& SWORD: A JOURNALIST'S GUIDE
|| Reporters who cover the military sometimes feel as
if they've been posted to a foreign country. Most journalists have
no military experience and they're often thrown into covering stories
without adequate preparation. As a former Air Force PAO puts it: "It's
too late once a war starts or a conflict begins to ask, 'How do I
These tips can help. They're taken, with permission,
from a new guidebook, Pen & Sword: A Journalist's Guide to Covering
the Military by Ed Offley, published by Marion Street Press.
- Identify your coverage area. List
all bases and commands in your area. Investigate the major issues
and priorities for these military units. Develop a list of potential
- Learn your way around. Connect with the base
PAOs and local commanders. Schedule a visit and background briefing.
Pick up a copy of the "welcome aboard" booklet given to
new personnel, which typically describes base history and lists

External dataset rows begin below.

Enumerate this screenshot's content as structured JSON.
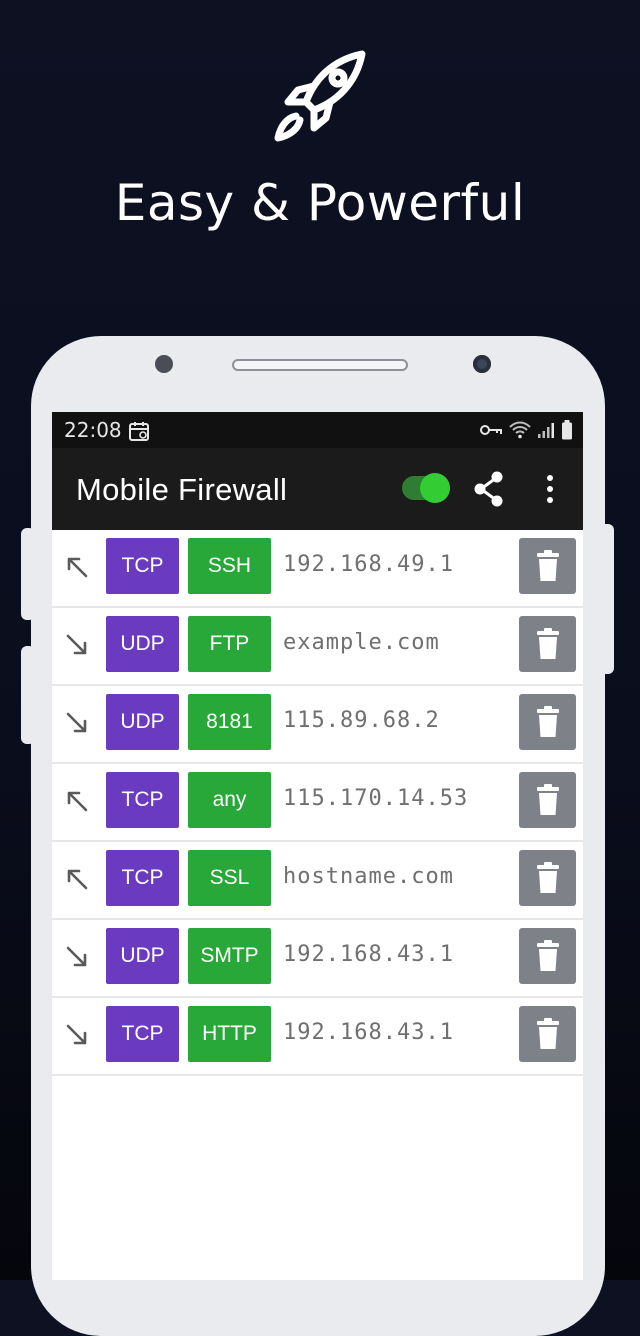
{
  "hero": {
    "title": "Easy & Powerful",
    "icon": "rocket-icon"
  },
  "status_bar": {
    "time": "22:08",
    "icons": [
      "calendar-icon",
      "vpn-key-icon",
      "wifi-icon",
      "signal-icon",
      "battery-icon"
    ]
  },
  "app_bar": {
    "title": "Mobile Firewall",
    "toggle_on": true,
    "actions": [
      "share-icon",
      "more-vert-icon"
    ]
  },
  "colors": {
    "tcp": "#6a3bc1",
    "udp": "#6a3bc1",
    "port": "#27a838",
    "delete": "#7e8288",
    "toggle": "#33cc33"
  },
  "rules": [
    {
      "direction": "outbound",
      "protocol": "TCP",
      "port": "SSH",
      "host": "192.168.49.1"
    },
    {
      "direction": "inbound",
      "protocol": "UDP",
      "port": "FTP",
      "host": "example.com"
    },
    {
      "direction": "inbound",
      "protocol": "UDP",
      "port": "8181",
      "host": "115.89.68.2"
    },
    {
      "direction": "outbound",
      "protocol": "TCP",
      "port": "any",
      "host": "115.170.14.53"
    },
    {
      "direction": "outbound",
      "protocol": "TCP",
      "port": "SSL",
      "host": "hostname.com"
    },
    {
      "direction": "inbound",
      "protocol": "UDP",
      "port": "SMTP",
      "host": "192.168.43.1"
    },
    {
      "direction": "inbound",
      "protocol": "TCP",
      "port": "HTTP",
      "host": "192.168.43.1"
    }
  ]
}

key phone numbers. Get bios on top officials and an organizational
chart for the base.
- Create background files. Collect contact numbers
for all base PAOs--work, home, beeper, cell, etc. Get military fact
sheets on all aircraft or vessels that operate in your area. Find
out about low-level training routes, military operating areas, bombing
or electronic warfare ranges in your coverage area. Obtain and file
copies of military crash investigation rules and procedures. Get
the annual economic impact statement for the base and request a
training calendar--sometimes they're public.
- Establish feed points. Negotiate with local military
bases for a pre-approved live feed point. If the base is large,
agree on more than one. Identify a feed point location outside the
main gate or other recognizable landmark and inform the base of
- Collect B-roll. Request military handout video
and arrange to shoot your own. Use every visit as an opportunity
to shoot more B-roll for future use. Look for annual open house
events (they're often held on Armed Forces Day or the Fourth of
July) where you can shoot equipment and aerial demonstrations. Also
solicit tape from the Defense Department, military contractors,
and the National Archives.
- Develop standard graphics. If you'll be covering
the military regularly, set up a still store library of images and
graphics you can use when time is short.
- Go along. Get permission to cover field exercises
by your local military unit. Nothing will do more to make clear
your commitment to the beat.
- Troll the Internet. The military has slimmed
down its online offerings in the wake of September 11. But there's
still good information to be found on military sites like DefenseLINK
and the Defense
Technical Information Center. A more complete list of links
is available here.